_Directions_
Nothing in the data should change when you return it, but leave the pictures out.

━━━━━━━━━━━━━━━━━━━━

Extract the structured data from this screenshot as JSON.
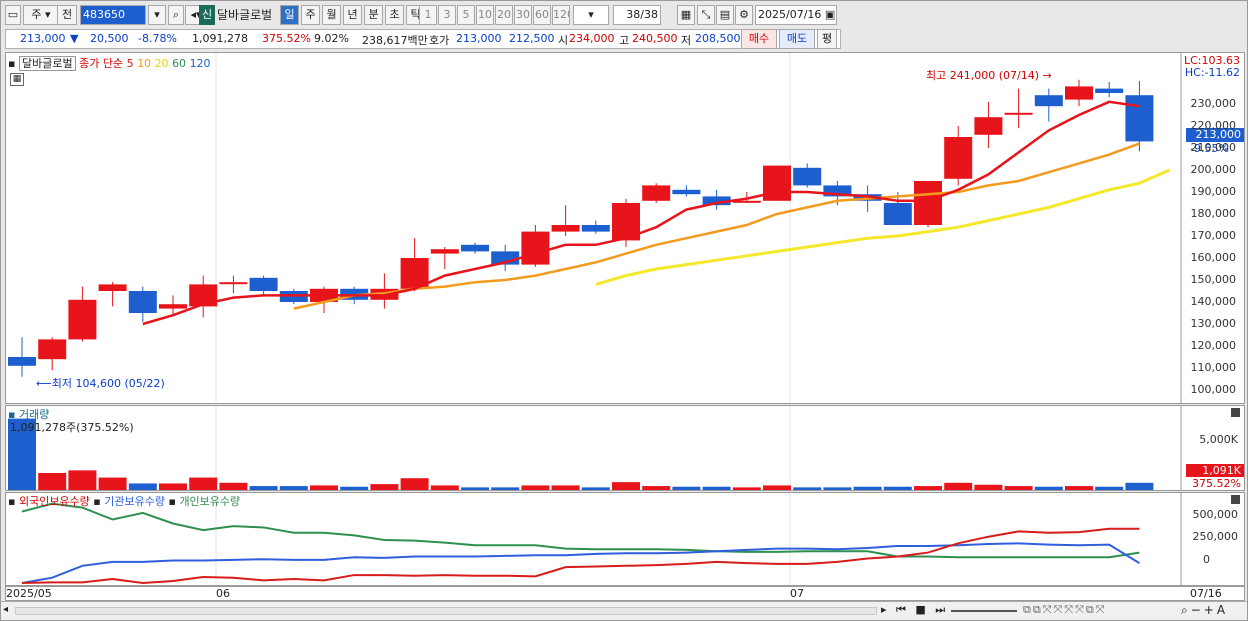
{
  "toolbar": {
    "menu_icon": "window-menu-icon",
    "period_label": "주",
    "prev_label": "전",
    "stock_code": "483650",
    "sound_icon": "speaker-icon",
    "new_badge": "신",
    "stock_name": "달바글로벌",
    "timeframes": [
      "일",
      "주",
      "월",
      "년",
      "분",
      "초",
      "틱"
    ],
    "active_timeframe": "일",
    "intervals": [
      "1",
      "3",
      "5",
      "10",
      "20",
      "30",
      "60",
      "120"
    ],
    "count": "38/38",
    "date": "2025/07/16"
  },
  "quote": {
    "price": "213,000",
    "change_arrow": "▼",
    "change": "20,500",
    "change_pct": "-8.78%",
    "volume": "1,091,278",
    "volume_pct": "375.52%",
    "turnover_pct": "9.02%",
    "amount": "238,617백만",
    "bid_label": "호가",
    "bid": "213,000",
    "ask": "212,500",
    "open_label": "시",
    "open": "234,000",
    "high_label": "고",
    "high": "240,500",
    "low_label": "저",
    "low": "208,500",
    "buy_btn": "매수",
    "sell_btn": "매도",
    "avg_btn": "평"
  },
  "price_panel": {
    "title": "달바글로벌",
    "ma_label": "종가 단순",
    "ma_periods": [
      "5",
      "10",
      "20",
      "60",
      "120"
    ],
    "lc": "LC:103.63",
    "hc": "HC:-11.62",
    "current_tag": "213,000",
    "current_pct": "-9.55%",
    "high_note": "최고 241,000 (07/14)",
    "low_note": "최저 104,600 (05/22)",
    "yticks": [
      "230,000",
      "220,000",
      "210,000",
      "200,000",
      "190,000",
      "180,000",
      "170,000",
      "160,000",
      "150,000",
      "140,000",
      "130,000",
      "120,000",
      "110,000",
      "100,000"
    ]
  },
  "volume_panel": {
    "title": "거래량",
    "note": "1,091,278주(375.52%)",
    "ytick": "5,000K",
    "tag": "1,091K",
    "tag_pct": "375.52%"
  },
  "holding_panel": {
    "legend": [
      "외국인보유수량",
      "기관보유수량",
      "개인보유수량"
    ],
    "yticks": [
      "500,000",
      "250,000",
      "0"
    ]
  },
  "xaxis": {
    "labels": [
      "2025/05",
      "06",
      "07"
    ],
    "last": "07/16"
  },
  "chart_data": {
    "type": "candlestick",
    "candles": [
      [
        115000,
        124000,
        106000,
        111000
      ],
      [
        114000,
        124000,
        109000,
        123000
      ],
      [
        123000,
        147000,
        122000,
        141000
      ],
      [
        145000,
        149000,
        138000,
        148000
      ],
      [
        145000,
        147000,
        131000,
        135000
      ],
      [
        137000,
        143000,
        134000,
        139000
      ],
      [
        138000,
        152000,
        133000,
        148000
      ],
      [
        149000,
        152000,
        144000,
        149000
      ],
      [
        151000,
        152000,
        143000,
        145000
      ],
      [
        145000,
        146000,
        139000,
        140000
      ],
      [
        140000,
        147000,
        135000,
        146000
      ],
      [
        146000,
        147000,
        139000,
        141000
      ],
      [
        141000,
        153000,
        137000,
        146000
      ],
      [
        146000,
        169000,
        145000,
        160000
      ],
      [
        162000,
        165000,
        155000,
        164000
      ],
      [
        166000,
        167000,
        162000,
        163000
      ],
      [
        163000,
        166000,
        154000,
        157000
      ],
      [
        157000,
        175000,
        156000,
        172000
      ],
      [
        172000,
        184000,
        170000,
        175000
      ],
      [
        175000,
        177000,
        171000,
        172000
      ],
      [
        168000,
        187000,
        165000,
        185000
      ],
      [
        186000,
        194000,
        185000,
        193000
      ],
      [
        191000,
        193000,
        188000,
        189000
      ],
      [
        188000,
        191000,
        182000,
        184000
      ],
      [
        186000,
        190000,
        185000,
        186000
      ],
      [
        186000,
        202000,
        186000,
        202000
      ],
      [
        201000,
        203000,
        192000,
        193000
      ],
      [
        193000,
        195000,
        184000,
        188000
      ],
      [
        189000,
        193000,
        181000,
        186000
      ],
      [
        185000,
        190000,
        175000,
        175000
      ],
      [
        175000,
        195000,
        174000,
        195000
      ],
      [
        196000,
        220000,
        193000,
        215000
      ],
      [
        216000,
        231000,
        210000,
        224000
      ],
      [
        226000,
        237000,
        219000,
        226000
      ],
      [
        234000,
        237000,
        222000,
        229000
      ],
      [
        232000,
        241000,
        229000,
        238000
      ],
      [
        237000,
        240000,
        233000,
        235000
      ],
      [
        234000,
        240500,
        208500,
        213000
      ]
    ],
    "ma5": [
      null,
      null,
      null,
      null,
      130000,
      134000,
      139000,
      142000,
      143000,
      143000,
      143000,
      143000,
      143000,
      146000,
      152000,
      155000,
      158000,
      162000,
      166000,
      166000,
      169000,
      174000,
      182000,
      185000,
      187000,
      190000,
      190000,
      189000,
      188000,
      186000,
      186000,
      191000,
      198000,
      208000,
      218000,
      225000,
      231000,
      229000
    ],
    "ma10": [
      null,
      null,
      null,
      null,
      null,
      null,
      null,
      null,
      null,
      137000,
      140000,
      143000,
      144000,
      146000,
      147000,
      149000,
      150000,
      152000,
      155000,
      158000,
      162000,
      166000,
      169000,
      172000,
      175000,
      180000,
      183000,
      186000,
      187000,
      188000,
      189000,
      190000,
      193000,
      195000,
      199000,
      203000,
      207000,
      212000
    ],
    "ma20": [
      null,
      null,
      null,
      null,
      null,
      null,
      null,
      null,
      null,
      null,
      null,
      null,
      null,
      null,
      null,
      null,
      null,
      null,
      null,
      148000,
      152000,
      155000,
      157000,
      159000,
      161000,
      163000,
      165000,
      167000,
      169000,
      170000,
      172000,
      174000,
      177000,
      180000,
      183000,
      187000,
      191000,
      194000,
      200000
    ]
  },
  "volume_data": [
    1091,
    260,
    300,
    190,
    100,
    100,
    190,
    110,
    60,
    60,
    70,
    50,
    90,
    180,
    70,
    40,
    40,
    70,
    70,
    40,
    120,
    60,
    50,
    50,
    40,
    70,
    40,
    40,
    50,
    50,
    60,
    110,
    80,
    60,
    50,
    60,
    50,
    110
  ],
  "holdings": {
    "foreign": [
      0,
      5,
      5,
      30,
      0,
      15,
      45,
      40,
      20,
      30,
      20,
      60,
      60,
      55,
      60,
      55,
      55,
      50,
      120,
      125,
      130,
      135,
      145,
      160,
      150,
      145,
      145,
      160,
      185,
      200,
      230,
      300,
      350,
      390,
      380,
      385,
      410,
      410
    ],
    "institution": [
      0,
      40,
      130,
      160,
      160,
      170,
      170,
      175,
      180,
      175,
      175,
      195,
      190,
      200,
      200,
      200,
      205,
      210,
      210,
      220,
      225,
      225,
      230,
      240,
      250,
      260,
      260,
      255,
      265,
      280,
      280,
      285,
      295,
      300,
      290,
      285,
      290,
      150
    ],
    "individual": [
      540,
      600,
      570,
      480,
      530,
      450,
      400,
      430,
      420,
      380,
      380,
      360,
      325,
      320,
      305,
      285,
      285,
      285,
      260,
      255,
      255,
      255,
      250,
      240,
      235,
      235,
      240,
      240,
      240,
      200,
      200,
      195,
      195,
      195,
      195,
      195,
      195,
      230
    ]
  },
  "colors": {
    "up": "#e8141b",
    "down": "#1e5fd0",
    "ma5": "#e8141b",
    "ma10": "#f29b1e",
    "ma20": "#f5e82a",
    "foreign": "#d81c1c",
    "institution": "#2f5fdc",
    "individual": "#2e8f4f"
  }
}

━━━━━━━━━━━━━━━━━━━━

_Problem solution_
Extract the structured data from this screenshot as JSON.
{
  "toolbar": {
    "menu_icon": "window-menu-icon",
    "period_label": "주",
    "prev_label": "전",
    "stock_code": "483650",
    "sound_icon": "speaker-icon",
    "new_badge": "신",
    "stock_name": "달바글로벌",
    "timeframes": [
      "일",
      "주",
      "월",
      "년",
      "분",
      "초",
      "틱"
    ],
    "active_timeframe": "일",
    "intervals": [
      "1",
      "3",
      "5",
      "10",
      "20",
      "30",
      "60",
      "120"
    ],
    "count": "38/38",
    "date": "2025/07/16"
  },
  "quote": {
    "price": "213,000",
    "change_arrow": "▼",
    "change": "20,500",
    "change_pct": "-8.78%",
    "volume": "1,091,278",
    "volume_pct": "375.52%",
    "turnover_pct": "9.02%",
    "amount": "238,617백만",
    "bid_label": "호가",
    "bid": "213,000",
    "ask": "212,500",
    "open_label": "시",
    "open": "234,000",
    "high_label": "고",
    "high": "240,500",
    "low_label": "저",
    "low": "208,500",
    "buy_btn": "매수",
    "sell_btn": "매도",
    "avg_btn": "평"
  },
  "price_panel": {
    "title": "달바글로벌",
    "ma_label": "종가 단순",
    "ma_periods": [
      "5",
      "10",
      "20",
      "60",
      "120"
    ],
    "lc": "LC:103.63",
    "hc": "HC:-11.62",
    "current_tag": "213,000",
    "current_pct": "-9.55%",
    "high_note": "최고 241,000 (07/14)",
    "low_note": "최저 104,600 (05/22)",
    "yticks": [
      "230,000",
      "220,000",
      "210,000",
      "200,000",
      "190,000",
      "180,000",
      "170,000",
      "160,000",
      "150,000",
      "140,000",
      "130,000",
      "120,000",
      "110,000",
      "100,000"
    ]
  },
  "volume_panel": {
    "title": "거래량",
    "note": "1,091,278주(375.52%)",
    "ytick": "5,000K",
    "tag": "1,091K",
    "tag_pct": "375.52%"
  },
  "holding_panel": {
    "legend": [
      "외국인보유수량",
      "기관보유수량",
      "개인보유수량"
    ],
    "yticks": [
      "500,000",
      "250,000",
      "0"
    ]
  },
  "xaxis": {
    "labels": [
      "2025/05",
      "06",
      "07"
    ],
    "last": "07/16"
  },
  "chart_data": {
    "type": "candlestick",
    "candles": [
      [
        115000,
        124000,
        106000,
        111000
      ],
      [
        114000,
        124000,
        109000,
        123000
      ],
      [
        123000,
        147000,
        122000,
        141000
      ],
      [
        145000,
        149000,
        138000,
        148000
      ],
      [
        145000,
        147000,
        131000,
        135000
      ],
      [
        137000,
        143000,
        134000,
        139000
      ],
      [
        138000,
        152000,
        133000,
        148000
      ],
      [
        149000,
        152000,
        144000,
        149000
      ],
      [
        151000,
        152000,
        143000,
        145000
      ],
      [
        145000,
        146000,
        139000,
        140000
      ],
      [
        140000,
        147000,
        135000,
        146000
      ],
      [
        146000,
        147000,
        139000,
        141000
      ],
      [
        141000,
        153000,
        137000,
        146000
      ],
      [
        146000,
        169000,
        145000,
        160000
      ],
      [
        162000,
        165000,
        155000,
        164000
      ],
      [
        166000,
        167000,
        162000,
        163000
      ],
      [
        163000,
        166000,
        154000,
        157000
      ],
      [
        157000,
        175000,
        156000,
        172000
      ],
      [
        172000,
        184000,
        170000,
        175000
      ],
      [
        175000,
        177000,
        171000,
        172000
      ],
      [
        168000,
        187000,
        165000,
        185000
      ],
      [
        186000,
        194000,
        185000,
        193000
      ],
      [
        191000,
        193000,
        188000,
        189000
      ],
      [
        188000,
        191000,
        182000,
        184000
      ],
      [
        186000,
        190000,
        185000,
        186000
      ],
      [
        186000,
        202000,
        186000,
        202000
      ],
      [
        201000,
        203000,
        192000,
        193000
      ],
      [
        193000,
        195000,
        184000,
        188000
      ],
      [
        189000,
        193000,
        181000,
        186000
      ],
      [
        185000,
        190000,
        175000,
        175000
      ],
      [
        175000,
        195000,
        174000,
        195000
      ],
      [
        196000,
        220000,
        193000,
        215000
      ],
      [
        216000,
        231000,
        210000,
        224000
      ],
      [
        226000,
        237000,
        219000,
        226000
      ],
      [
        234000,
        237000,
        222000,
        229000
      ],
      [
        232000,
        241000,
        229000,
        238000
      ],
      [
        237000,
        240000,
        233000,
        235000
      ],
      [
        234000,
        240500,
        208500,
        213000
      ]
    ],
    "ma5": [
      null,
      null,
      null,
      null,
      130000,
      134000,
      139000,
      142000,
      143000,
      143000,
      143000,
      143000,
      143000,
      146000,
      152000,
      155000,
      158000,
      162000,
      166000,
      166000,
      169000,
      174000,
      182000,
      185000,
      187000,
      190000,
      190000,
      189000,
      188000,
      186000,
      186000,
      191000,
      198000,
      208000,
      218000,
      225000,
      231000,
      229000
    ],
    "ma10": [
      null,
      null,
      null,
      null,
      null,
      null,
      null,
      null,
      null,
      137000,
      140000,
      143000,
      144000,
      146000,
      147000,
      149000,
      150000,
      152000,
      155000,
      158000,
      162000,
      166000,
      169000,
      172000,
      175000,
      180000,
      183000,
      186000,
      187000,
      188000,
      189000,
      190000,
      193000,
      195000,
      199000,
      203000,
      207000,
      212000
    ],
    "ma20": [
      null,
      null,
      null,
      null,
      null,
      null,
      null,
      null,
      null,
      null,
      null,
      null,
      null,
      null,
      null,
      null,
      null,
      null,
      null,
      148000,
      152000,
      155000,
      157000,
      159000,
      161000,
      163000,
      165000,
      167000,
      169000,
      170000,
      172000,
      174000,
      177000,
      180000,
      183000,
      187000,
      191000,
      194000,
      200000
    ]
  },
  "volume_data": [
    1091,
    260,
    300,
    190,
    100,
    100,
    190,
    110,
    60,
    60,
    70,
    50,
    90,
    180,
    70,
    40,
    40,
    70,
    70,
    40,
    120,
    60,
    50,
    50,
    40,
    70,
    40,
    40,
    50,
    50,
    60,
    110,
    80,
    60,
    50,
    60,
    50,
    110
  ],
  "holdings": {
    "foreign": [
      0,
      5,
      5,
      30,
      0,
      15,
      45,
      40,
      20,
      30,
      20,
      60,
      60,
      55,
      60,
      55,
      55,
      50,
      120,
      125,
      130,
      135,
      145,
      160,
      150,
      145,
      145,
      160,
      185,
      200,
      230,
      300,
      350,
      390,
      380,
      385,
      410,
      410
    ],
    "institution": [
      0,
      40,
      130,
      160,
      160,
      170,
      170,
      175,
      180,
      175,
      175,
      195,
      190,
      200,
      200,
      200,
      205,
      210,
      210,
      220,
      225,
      225,
      230,
      240,
      250,
      260,
      260,
      255,
      265,
      280,
      280,
      285,
      295,
      300,
      290,
      285,
      290,
      150
    ],
    "individual": [
      540,
      600,
      570,
      480,
      530,
      450,
      400,
      430,
      420,
      380,
      380,
      360,
      325,
      320,
      305,
      285,
      285,
      285,
      260,
      255,
      255,
      255,
      250,
      240,
      235,
      235,
      240,
      240,
      240,
      200,
      200,
      195,
      195,
      195,
      195,
      195,
      195,
      230
    ]
  },
  "colors": {
    "up": "#e8141b",
    "down": "#1e5fd0",
    "ma5": "#e8141b",
    "ma10": "#f29b1e",
    "ma20": "#f5e82a",
    "foreign": "#d81c1c",
    "institution": "#2f5fdc",
    "individual": "#2e8f4f"
  }
}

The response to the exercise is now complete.